The United States is rapidly opening a niche to fill the void left by the reduction in shipments from OPEC countries. Last year, US oil exports to China were insignificant. By 2016, companies shipped on average only 10,000 barrels a day to China, less than two supertankers all year round.
The United States ranked 32nd on the list of Chinese import sources in 2016, according to data from Chinese customs authorities, below Mongolia and Sudan and just above Yemen, a war-torn country.
But, that all changed drastically this year. US crude oil exports to China surpassed sales from OPEC countries such as Libya and China's neighbors such as Vietnam, Kazakhstan and Australia.
The upward trend continued for the first seven months of 2017. Sales averaged 131,000 barrels per day in that period, but in the last four months, the daily average exceeded 200,000 barrels. That is enough to bring the United States to the 11th spot in China's oil supplier ranking, which puts the country barely behind OPEC heavyweights like Venezuela, Kuwait and the United Arab Emirates.

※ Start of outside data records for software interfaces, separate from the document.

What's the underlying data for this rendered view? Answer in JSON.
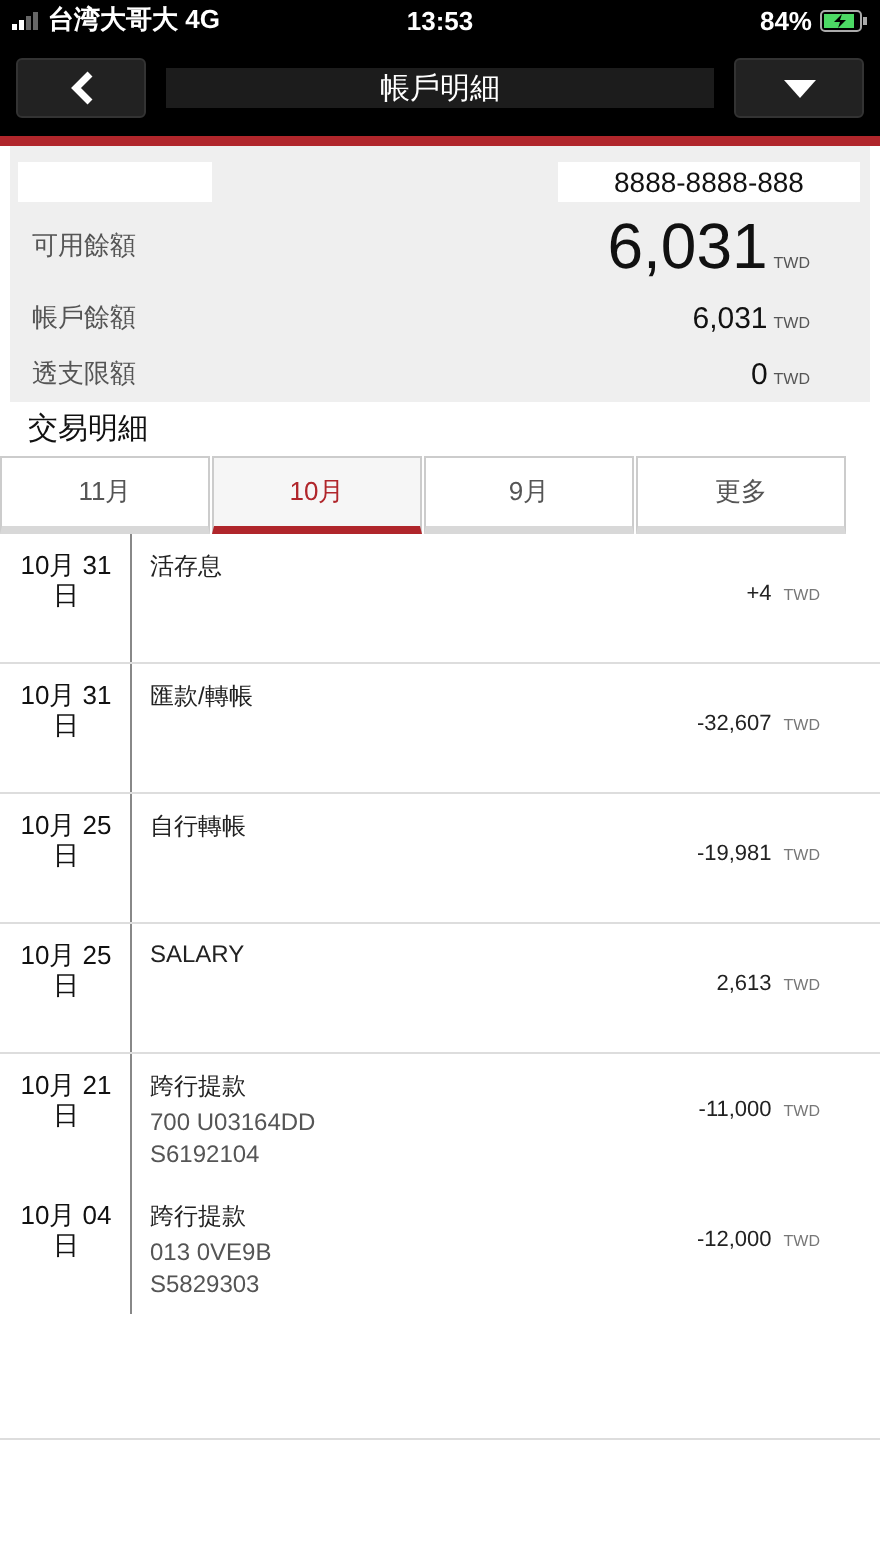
{
  "status_bar": {
    "carrier": "台湾大哥大 4G",
    "time": "13:53",
    "battery": "84%"
  },
  "nav": {
    "title": "帳戶明細"
  },
  "account": {
    "number": "8888-8888-888",
    "balances": [
      {
        "label": "可用餘額",
        "amount": "6,031",
        "currency": "TWD",
        "kind": "main"
      },
      {
        "label": "帳戶餘額",
        "amount": "6,031",
        "currency": "TWD",
        "kind": "normal"
      },
      {
        "label": "透支限額",
        "amount": "0",
        "currency": "TWD",
        "kind": "normal"
      }
    ]
  },
  "section_title": "交易明細",
  "tabs": [
    {
      "label": "11月",
      "selected": false
    },
    {
      "label": "10月",
      "selected": true
    },
    {
      "label": "9月",
      "selected": false
    },
    {
      "label": "更多",
      "selected": false
    }
  ],
  "transactions": [
    {
      "date": "10月 31 日",
      "description": "活存息",
      "amount": "+4",
      "currency": "TWD"
    },
    {
      "date": "10月 31 日",
      "description": "匯款/轉帳",
      "amount": "-32,607",
      "currency": "TWD"
    },
    {
      "date": "10月 25 日",
      "description": "自行轉帳",
      "amount": "-19,981",
      "currency": "TWD"
    },
    {
      "date": "10月 25 日",
      "description": "SALARY",
      "amount": "2,613",
      "currency": "TWD"
    },
    {
      "date": "10月 21 日",
      "description": "跨行提款",
      "details": [
        "700 U03164DD",
        "S6192104"
      ],
      "amount": "-11,000",
      "currency": "TWD"
    },
    {
      "date": "10月 04 日",
      "description": "跨行提款",
      "details": [
        "013 0VE9B",
        "S5829303"
      ],
      "amount": "-12,000",
      "currency": "TWD"
    }
  ]
}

OPEC's bid to raise prices by restricting production, coupled with China's seemingly insatiable greed for imported oil, has undoubtedly helped open up a market for US suppliers. They have also seen a drop in transport costs and ever larger rebates for US reference crude oil, the WTI, for both North Sea Brent, which is used as a price reference for West African varieties, as the Oman / Dubai average, which is used to fix the price of exports from the Middle East to Asia.

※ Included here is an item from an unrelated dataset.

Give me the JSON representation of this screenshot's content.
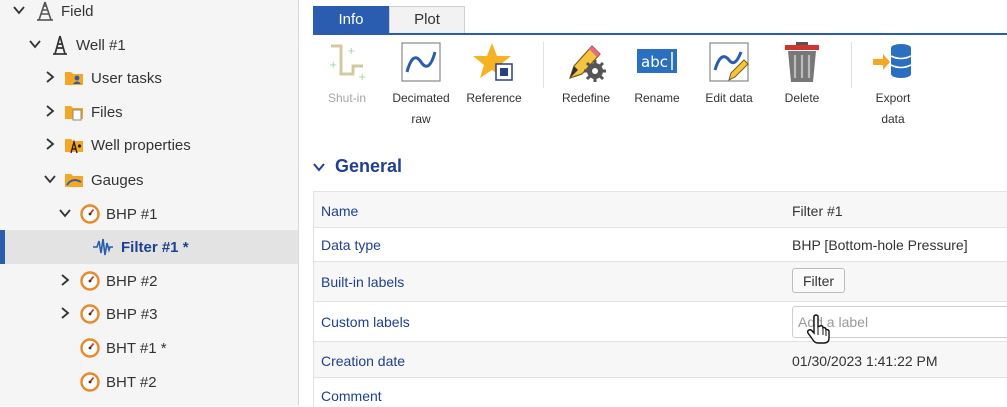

USA is likely to rise in the rankings as producers seek a way out of rising production volumes, remains a net importer of crude oil. This could be music to the ears of US President Donald Trump, as rising oil sales will help reduce the trade deficit with China.
But it will not be so pleasing to the OPEC countries, which have long seen China and other emerging Asian countries as their most important markets. Nor is it helping to reduce world stocks. While the volume stored in the US is declining, the volume in China continues to increase.
China's trade in crude oil and refined products increased by 16.5 million barrels, or 5%, since the beginning of the year. Strategic stocks, which are not reported, almost certainly have also grown. This is not exactly the rebalancing that OPEC is trying to achieve.
As oil demand is stagnating in the developed world, OPEC producers have turned to Asia, securing markets with investments in refining capacity and storage in the region.
Saudi Arabia has already given Russia its place as the largest oil supplier to China and this year has also seen how OPEC member Angola came in second. And it will be difficult to recover that first place: Russia seems able to consolidate its position as the largest supplier of crude oil to China once the second tranche of an oil pipeline connecting East China's oil fields with refineries Chinese
These pipelines will allow Russian producers to ship another 300,000 barrels per day of Siberian crude directly to China. The flow of US oil to China remains vulnerable to any increase in transportation costs or the reduction of the price differential with respect to other world reference varieties.